District of Delaware Applies IPR Estoppel Provisions to Bar Party from Pursuing New Prior Art Combinations
Although not a Hatch-Waxman case, the District of Delaware’s recent ruling in Parallel Networks Licensing, LLC. v. IBM, could have a significant impact on ANDA-filers strategic approach to IPRs. In this case, the patentee (“Parallel”) filed a complaint in 2013 asserting that IBM infringed three patents. The litigation proceeded in federal district court; however, in August 2015, IBM filed four IPR petitions at the USPTO claiming the asserted patents were obvious. The PTAB instituted on all grounds. Ultimately, the PTAB issued final decisions finding that IBM had failed to establish that any of the challenged claims were unpatentable.
The federal district court case continued, and IBM asserted obviousness arguments that it did not assert in its IPR petitions before the USPTO. Parallel moved for summary judgment on these defenses based on the estoppel provisions of 35 U.S.C. §315(e), which states:
The petitioner in an inter partes review of a claim in a patent under this chapter that results in a final written decision … may not assert … in a civil action … that the claim is invalid on any ground that the petitioner raised or reasonably could have raised during that inter partes review.

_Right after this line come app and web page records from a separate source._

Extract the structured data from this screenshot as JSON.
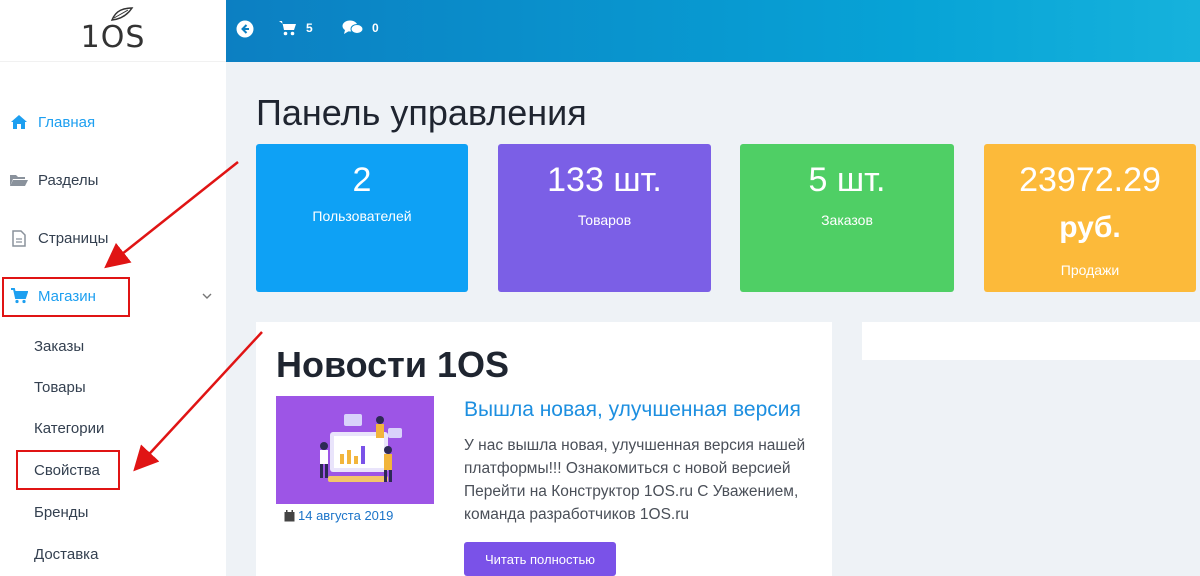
{
  "logo": {
    "text": "1OS"
  },
  "topbar": {
    "cart_count": "5",
    "messages_count": "0"
  },
  "sidebar": {
    "items": [
      {
        "label": "Главная"
      },
      {
        "label": "Разделы"
      },
      {
        "label": "Страницы"
      },
      {
        "label": "Магазин"
      }
    ],
    "subitems": [
      {
        "label": "Заказы"
      },
      {
        "label": "Товары"
      },
      {
        "label": "Категории"
      },
      {
        "label": "Свойства"
      },
      {
        "label": "Бренды"
      },
      {
        "label": "Доставка"
      }
    ]
  },
  "main": {
    "title": "Панель управления",
    "cards": [
      {
        "value": "2",
        "label": "Пользователей",
        "color": "#0ea1f5"
      },
      {
        "value": "133 шт.",
        "label": "Товаров",
        "color": "#7b5fe6"
      },
      {
        "value": "5 шт.",
        "label": "Заказов",
        "color": "#4fcf65"
      },
      {
        "value": "23972.29",
        "value2": "руб.",
        "label": "Продажи",
        "color": "#fcba3a"
      }
    ]
  },
  "news": {
    "title": "Новости 1OS",
    "headline": "Вышла новая, улучшенная версия",
    "body": "У нас вышла новая, улучшенная версия нашей платформы!!! Ознакомиться с новой версией Перейти на Конструктор 1OS.ru С Уважением, команда разработчиков 1OS.ru",
    "date": "14 августа 2019",
    "read_more": "Читать полностью"
  },
  "colors": {
    "accent": "#1d9ff0",
    "highlight": "#e01414",
    "button": "#7a52e8"
  }
}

Id. Noting that IBM was aware of the references that form the basis for its additional obviousness arguments, the Court granted Parallel’s summary judgment motion. Id. at 26. The Court reasoned that “[b]ecause IBM reasonably could have raised its prior art combinations during the IPR proceedings, it should not be able to raise them here”.
IBM argued that it did not have the opportunity to assert the obviousness defenses at issue because its IPRs were instituted based on a joinder motion to IPRs filed by Microsoft that had already been instituted. IBM argued that, “[a]s a matter of practice, where a petitioner moves to join an instituted third-party trial, the [PTAB] will only grant joinder on grounds identical to those already raised.” The court disagreed, finding that “there is no ‘mirror image’ rule for joinder.”
The primary lesson for ANDA filers is that, although seeking to join an already-instituted IPR presents a cost-effective means to gain standing to invalidate a patent, it could jeopardize any ability to defend against later infringement charges based on anticipation or obviousness. Another lesson is that ANDA filers seeking to join already-instituted IPRs may want to consider introducing additional 35 U.S.C. §§ 102 or 103 arguments, even though it may lower the likelihood that the PTAB grants joinder.
As an aside, this Court’s decision is seemingly at odds with the scope of waiver applied by Judge Robinson in the same district. See Intellectual Ventures I LLC et al. v. Toshiba Corp. et al. (“IV”), Civ. No. 13-453-SLR (D. Del. Jan. 11, 2017). This issue will likely be addressed by the Federal Circuit soon.